http://sports.espn.go.com/nfl/columns/story?columnist=pasquarelli_len&id=2643314

Maybe the past two weeks have been more an episode than an epiphany. But if Vick is finally emerging in his sixth season as a polished passer, a transformation he has struggled to convince skeptics of for much of his thin-skinned career, well, look out, NFL world. Because the guy might be unstoppable.

To me, this certainly sounds like an endorsement. I UNDERSTAND. Its his job, but read his tone in this article.

But there is now a two-week body of evidence, compiled against a pair of 2005 playoff franchises, that the passing prowess that eluded the elusive Vick for the better portion of five seasons might be taking root. He has played, as demonstrated again on Sunday at Paul Brown Stadium, under control. There actually seems to be a method to his once-maddening movements in the pocket. There is, dare we say, rhythm to his passing mechanics now. Not yet total nuance, but something bordering on it.

Statements like this, laden with undertones of flip-flopping and wishy-washiness, are his bread and butter. Sports writers would make great politicians. "I have hated on Vick now for a few seasons, because he hasn't lived up to his expectations, but I will now be able to cover my ass if he is able to keep this up." Len makes some "insightful" observations, breaks a stolen news story now and again, and basks in the glory. That's his MO. That's his job. That's why I don't like him.
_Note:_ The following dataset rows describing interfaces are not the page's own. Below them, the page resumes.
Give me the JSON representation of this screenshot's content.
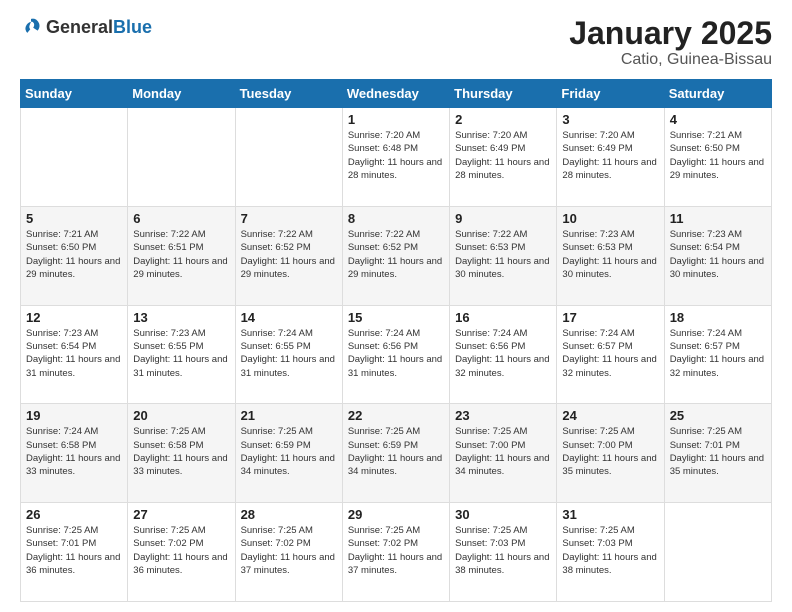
{
  "header": {
    "logo": {
      "general": "General",
      "blue": "Blue"
    },
    "title": "January 2025",
    "subtitle": "Catio, Guinea-Bissau"
  },
  "days_of_week": [
    "Sunday",
    "Monday",
    "Tuesday",
    "Wednesday",
    "Thursday",
    "Friday",
    "Saturday"
  ],
  "weeks": [
    [
      null,
      null,
      null,
      {
        "day": 1,
        "sunrise": "Sunrise: 7:20 AM",
        "sunset": "Sunset: 6:48 PM",
        "daylight": "Daylight: 11 hours and 28 minutes."
      },
      {
        "day": 2,
        "sunrise": "Sunrise: 7:20 AM",
        "sunset": "Sunset: 6:49 PM",
        "daylight": "Daylight: 11 hours and 28 minutes."
      },
      {
        "day": 3,
        "sunrise": "Sunrise: 7:20 AM",
        "sunset": "Sunset: 6:49 PM",
        "daylight": "Daylight: 11 hours and 28 minutes."
      },
      {
        "day": 4,
        "sunrise": "Sunrise: 7:21 AM",
        "sunset": "Sunset: 6:50 PM",
        "daylight": "Daylight: 11 hours and 29 minutes."
      }
    ],
    [
      {
        "day": 5,
        "sunrise": "Sunrise: 7:21 AM",
        "sunset": "Sunset: 6:50 PM",
        "daylight": "Daylight: 11 hours and 29 minutes."
      },
      {
        "day": 6,
        "sunrise": "Sunrise: 7:22 AM",
        "sunset": "Sunset: 6:51 PM",
        "daylight": "Daylight: 11 hours and 29 minutes."
      },
      {
        "day": 7,
        "sunrise": "Sunrise: 7:22 AM",
        "sunset": "Sunset: 6:52 PM",
        "daylight": "Daylight: 11 hours and 29 minutes."
      },
      {
        "day": 8,
        "sunrise": "Sunrise: 7:22 AM",
        "sunset": "Sunset: 6:52 PM",
        "daylight": "Daylight: 11 hours and 29 minutes."
      },
      {
        "day": 9,
        "sunrise": "Sunrise: 7:22 AM",
        "sunset": "Sunset: 6:53 PM",
        "daylight": "Daylight: 11 hours and 30 minutes."
      },
      {
        "day": 10,
        "sunrise": "Sunrise: 7:23 AM",
        "sunset": "Sunset: 6:53 PM",
        "daylight": "Daylight: 11 hours and 30 minutes."
      },
      {
        "day": 11,
        "sunrise": "Sunrise: 7:23 AM",
        "sunset": "Sunset: 6:54 PM",
        "daylight": "Daylight: 11 hours and 30 minutes."
      }
    ],
    [
      {
        "day": 12,
        "sunrise": "Sunrise: 7:23 AM",
        "sunset": "Sunset: 6:54 PM",
        "daylight": "Daylight: 11 hours and 31 minutes."
      },
      {
        "day": 13,
        "sunrise": "Sunrise: 7:23 AM",
        "sunset": "Sunset: 6:55 PM",
        "daylight": "Daylight: 11 hours and 31 minutes."
      },
      {
        "day": 14,
        "sunrise": "Sunrise: 7:24 AM",
        "sunset": "Sunset: 6:55 PM",
        "daylight": "Daylight: 11 hours and 31 minutes."
      },
      {
        "day": 15,
        "sunrise": "Sunrise: 7:24 AM",
        "sunset": "Sunset: 6:56 PM",
        "daylight": "Daylight: 11 hours and 31 minutes."
      },
      {
        "day": 16,
        "sunrise": "Sunrise: 7:24 AM",
        "sunset": "Sunset: 6:56 PM",
        "daylight": "Daylight: 11 hours and 32 minutes."
      },
      {
        "day": 17,
        "sunrise": "Sunrise: 7:24 AM",
        "sunset": "Sunset: 6:57 PM",
        "daylight": "Daylight: 11 hours and 32 minutes."
      },
      {
        "day": 18,
        "sunrise": "Sunrise: 7:24 AM",
        "sunset": "Sunset: 6:57 PM",
        "daylight": "Daylight: 11 hours and 32 minutes."
      }
    ],
    [
      {
        "day": 19,
        "sunrise": "Sunrise: 7:24 AM",
        "sunset": "Sunset: 6:58 PM",
        "daylight": "Daylight: 11 hours and 33 minutes."
      },
      {
        "day": 20,
        "sunrise": "Sunrise: 7:25 AM",
        "sunset": "Sunset: 6:58 PM",
        "daylight": "Daylight: 11 hours and 33 minutes."
      },
      {
        "day": 21,
        "sunrise": "Sunrise: 7:25 AM",
        "sunset": "Sunset: 6:59 PM",
        "daylight": "Daylight: 11 hours and 34 minutes."
      },
      {
        "day": 22,
        "sunrise": "Sunrise: 7:25 AM",
        "sunset": "Sunset: 6:59 PM",
        "daylight": "Daylight: 11 hours and 34 minutes."
      },
      {
        "day": 23,
        "sunrise": "Sunrise: 7:25 AM",
        "sunset": "Sunset: 7:00 PM",
        "daylight": "Daylight: 11 hours and 34 minutes."
      },
      {
        "day": 24,
        "sunrise": "Sunrise: 7:25 AM",
        "sunset": "Sunset: 7:00 PM",
        "daylight": "Daylight: 11 hours and 35 minutes."
      },
      {
        "day": 25,
        "sunrise": "Sunrise: 7:25 AM",
        "sunset": "Sunset: 7:01 PM",
        "daylight": "Daylight: 11 hours and 35 minutes."
      }
    ],
    [
      {
        "day": 26,
        "sunrise": "Sunrise: 7:25 AM",
        "sunset": "Sunset: 7:01 PM",
        "daylight": "Daylight: 11 hours and 36 minutes."
      },
      {
        "day": 27,
        "sunrise": "Sunrise: 7:25 AM",
        "sunset": "Sunset: 7:02 PM",
        "daylight": "Daylight: 11 hours and 36 minutes."
      },
      {
        "day": 28,
        "sunrise": "Sunrise: 7:25 AM",
        "sunset": "Sunset: 7:02 PM",
        "daylight": "Daylight: 11 hours and 37 minutes."
      },
      {
        "day": 29,
        "sunrise": "Sunrise: 7:25 AM",
        "sunset": "Sunset: 7:02 PM",
        "daylight": "Daylight: 11 hours and 37 minutes."
      },
      {
        "day": 30,
        "sunrise": "Sunrise: 7:25 AM",
        "sunset": "Sunset: 7:03 PM",
        "daylight": "Daylight: 11 hours and 38 minutes."
      },
      {
        "day": 31,
        "sunrise": "Sunrise: 7:25 AM",
        "sunset": "Sunset: 7:03 PM",
        "daylight": "Daylight: 11 hours and 38 minutes."
      },
      null
    ]
  ]
}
Once again, the nature of the beast. But its a slam I have on a LOT of sports columnists, especially ones who stick their neck out and make strong claims to denounce or endorse any one athlete. I suppose I should find it refreshing, a guy who is willing to make a stand. The truth is I don't think Len would EVER admit he was wrong. Never fess up to counting a guy out. In this case, its Vick who has been deceiving us with crapiness and underachieving, so Len isn't to blame for hating on him. Right?

I will say this, though. Len has always seemed to be onboard with Roethlisberger even during last season's issues. He's from Pittsburgh, though, so he better :wink02:.

He also currently lives in Atlanta, so I could see his frustration with Vick being immersed in it everyday. I don't know. Maybe Len is just one of many scapegoats for everything that is wrong with mainstream sports media, but he puts himself out there, and to be honest he would probably relish in the fact that I spent so much time even talking about it.

Rhee Rhee
11-09-2007, 11:51 PM
wow... mike vick was a talent who was just to dumb and to arrogant to learn a playbook.... ben is the kind of QB who can not only be a franchise QB for years to come he is a definite HOF in my mind...

Atlanta Dan
11-10-2007, 10:54 AM
wow... mike vick was a talent who was just to dumb and to arrogant to learn a playbook.... ben is the kind of QB who can not only be a franchise QB for years to come he is a definite HOF in my mind...

Of course some of the comments regarding Ben until this year (not just media but from some Steelers players & former coaches) were that he was just too dumb and arrogant to learn a playbook (IMO Tomlin's recent comments about Ben being a "football junkie" and Tomlin saying he does not know what went on before he arrived are intended to address those comments)

Whether a QB is either an "improvisational artist" or "reckless and undisciplined" depends on whether the team wins. Lennie P. is a a good reporter with Pittsburgh roots but since he needs to file something all the time he is going to get caught in some contradictions

revefsreleets
11-10-2007, 07:42 PM
This whole thing makes no sense. Mike Vick was never a true pro QB. He was a scat back that could throw a little when he fooled the defense into leaving WR's wide open. He never learned to read defenses, never learned how to look off safeties, in fact, never learned any of the nuances of the position. His skill as a runner and rocket arm covered up his many, many inadequacies as a passer.

Preacher
11-10-2007, 07:55 PM
Of course there was no revolution, a QB needs to throw the ball well, that is what a QB does.


Not if the team goes to the Single wing!!!

:sofunny::sofunny: